##### Data for this exercise
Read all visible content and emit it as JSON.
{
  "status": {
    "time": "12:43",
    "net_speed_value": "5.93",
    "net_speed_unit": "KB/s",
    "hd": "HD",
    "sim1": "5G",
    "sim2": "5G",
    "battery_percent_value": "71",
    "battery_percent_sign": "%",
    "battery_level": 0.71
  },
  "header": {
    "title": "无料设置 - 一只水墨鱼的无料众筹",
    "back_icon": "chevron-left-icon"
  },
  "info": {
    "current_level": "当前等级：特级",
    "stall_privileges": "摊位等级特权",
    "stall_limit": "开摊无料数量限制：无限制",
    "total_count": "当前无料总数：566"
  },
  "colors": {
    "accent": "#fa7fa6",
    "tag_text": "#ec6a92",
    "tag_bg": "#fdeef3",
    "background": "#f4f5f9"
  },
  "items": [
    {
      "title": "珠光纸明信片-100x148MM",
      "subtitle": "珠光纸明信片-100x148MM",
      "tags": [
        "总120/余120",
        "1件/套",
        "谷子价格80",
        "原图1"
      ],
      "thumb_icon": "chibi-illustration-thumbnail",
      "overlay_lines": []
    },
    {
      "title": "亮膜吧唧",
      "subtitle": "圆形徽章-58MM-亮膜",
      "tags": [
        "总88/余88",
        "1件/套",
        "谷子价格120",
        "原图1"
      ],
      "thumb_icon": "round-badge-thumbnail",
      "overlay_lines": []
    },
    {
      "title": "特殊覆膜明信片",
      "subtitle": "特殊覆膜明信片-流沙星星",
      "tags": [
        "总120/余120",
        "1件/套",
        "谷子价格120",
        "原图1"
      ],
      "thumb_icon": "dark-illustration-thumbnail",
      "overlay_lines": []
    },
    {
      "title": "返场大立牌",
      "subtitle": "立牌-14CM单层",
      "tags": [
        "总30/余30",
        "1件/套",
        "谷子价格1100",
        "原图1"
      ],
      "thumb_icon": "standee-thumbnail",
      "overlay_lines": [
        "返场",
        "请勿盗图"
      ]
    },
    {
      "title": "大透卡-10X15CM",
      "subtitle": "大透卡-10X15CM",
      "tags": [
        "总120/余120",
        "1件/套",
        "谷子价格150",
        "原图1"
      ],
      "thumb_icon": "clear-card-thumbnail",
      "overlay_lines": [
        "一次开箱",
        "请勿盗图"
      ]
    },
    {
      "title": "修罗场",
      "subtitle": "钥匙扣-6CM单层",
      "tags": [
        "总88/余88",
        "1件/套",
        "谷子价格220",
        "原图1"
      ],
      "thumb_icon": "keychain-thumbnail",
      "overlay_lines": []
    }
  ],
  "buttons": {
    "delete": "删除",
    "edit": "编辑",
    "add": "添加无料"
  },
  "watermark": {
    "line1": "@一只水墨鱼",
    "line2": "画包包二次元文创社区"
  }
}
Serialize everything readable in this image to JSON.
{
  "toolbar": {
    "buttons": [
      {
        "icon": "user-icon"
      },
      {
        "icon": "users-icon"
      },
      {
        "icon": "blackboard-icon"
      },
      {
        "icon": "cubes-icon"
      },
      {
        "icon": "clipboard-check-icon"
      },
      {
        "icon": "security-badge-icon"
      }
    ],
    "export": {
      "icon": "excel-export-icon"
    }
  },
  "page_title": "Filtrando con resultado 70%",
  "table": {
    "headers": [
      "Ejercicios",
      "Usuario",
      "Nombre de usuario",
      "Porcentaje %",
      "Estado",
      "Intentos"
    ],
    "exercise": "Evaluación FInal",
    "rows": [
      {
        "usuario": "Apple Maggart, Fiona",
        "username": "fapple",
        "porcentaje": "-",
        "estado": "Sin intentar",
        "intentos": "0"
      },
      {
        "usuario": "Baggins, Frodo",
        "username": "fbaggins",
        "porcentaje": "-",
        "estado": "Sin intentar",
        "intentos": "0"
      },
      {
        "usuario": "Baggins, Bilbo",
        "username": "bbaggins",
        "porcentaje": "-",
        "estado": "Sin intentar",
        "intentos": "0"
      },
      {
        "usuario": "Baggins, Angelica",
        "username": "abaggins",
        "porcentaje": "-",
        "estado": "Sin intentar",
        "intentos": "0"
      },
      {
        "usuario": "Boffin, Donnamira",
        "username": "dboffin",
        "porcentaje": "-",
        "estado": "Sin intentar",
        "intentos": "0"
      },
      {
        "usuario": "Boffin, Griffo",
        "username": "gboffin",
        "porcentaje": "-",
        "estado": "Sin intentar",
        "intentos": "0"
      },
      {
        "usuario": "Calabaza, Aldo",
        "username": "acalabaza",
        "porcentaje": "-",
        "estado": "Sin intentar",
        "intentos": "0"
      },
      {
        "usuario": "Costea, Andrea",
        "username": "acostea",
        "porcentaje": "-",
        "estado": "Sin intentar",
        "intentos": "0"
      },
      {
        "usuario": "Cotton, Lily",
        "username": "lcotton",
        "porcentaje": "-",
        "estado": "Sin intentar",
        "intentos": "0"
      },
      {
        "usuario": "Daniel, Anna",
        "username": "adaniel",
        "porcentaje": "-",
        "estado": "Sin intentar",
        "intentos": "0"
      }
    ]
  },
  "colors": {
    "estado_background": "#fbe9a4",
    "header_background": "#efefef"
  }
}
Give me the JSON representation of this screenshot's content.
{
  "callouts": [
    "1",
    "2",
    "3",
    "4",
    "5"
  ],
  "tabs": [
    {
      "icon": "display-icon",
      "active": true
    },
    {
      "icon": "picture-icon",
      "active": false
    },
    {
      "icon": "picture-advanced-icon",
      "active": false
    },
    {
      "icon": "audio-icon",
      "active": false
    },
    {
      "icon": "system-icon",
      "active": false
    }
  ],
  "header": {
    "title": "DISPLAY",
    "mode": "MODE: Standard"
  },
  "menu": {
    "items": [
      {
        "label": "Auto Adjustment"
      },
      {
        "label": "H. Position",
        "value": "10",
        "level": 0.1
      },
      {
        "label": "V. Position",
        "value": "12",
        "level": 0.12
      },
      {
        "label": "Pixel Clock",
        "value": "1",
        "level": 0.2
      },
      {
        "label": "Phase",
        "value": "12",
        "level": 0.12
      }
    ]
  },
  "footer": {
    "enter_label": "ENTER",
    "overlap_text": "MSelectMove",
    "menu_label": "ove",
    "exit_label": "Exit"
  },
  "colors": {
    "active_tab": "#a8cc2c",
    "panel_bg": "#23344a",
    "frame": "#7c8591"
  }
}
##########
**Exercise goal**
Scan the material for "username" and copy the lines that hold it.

**Final answer**
        "username": "fapple",
        "username": "fbaggins",
        "username": "bbaggins",
        "username": "abaggins",
        "username": "dboffin",
        "username": "gboffin",
        "username": "acalabaza",
        "username": "acostea",
        "username": "lcotton",
        "username": "adaniel",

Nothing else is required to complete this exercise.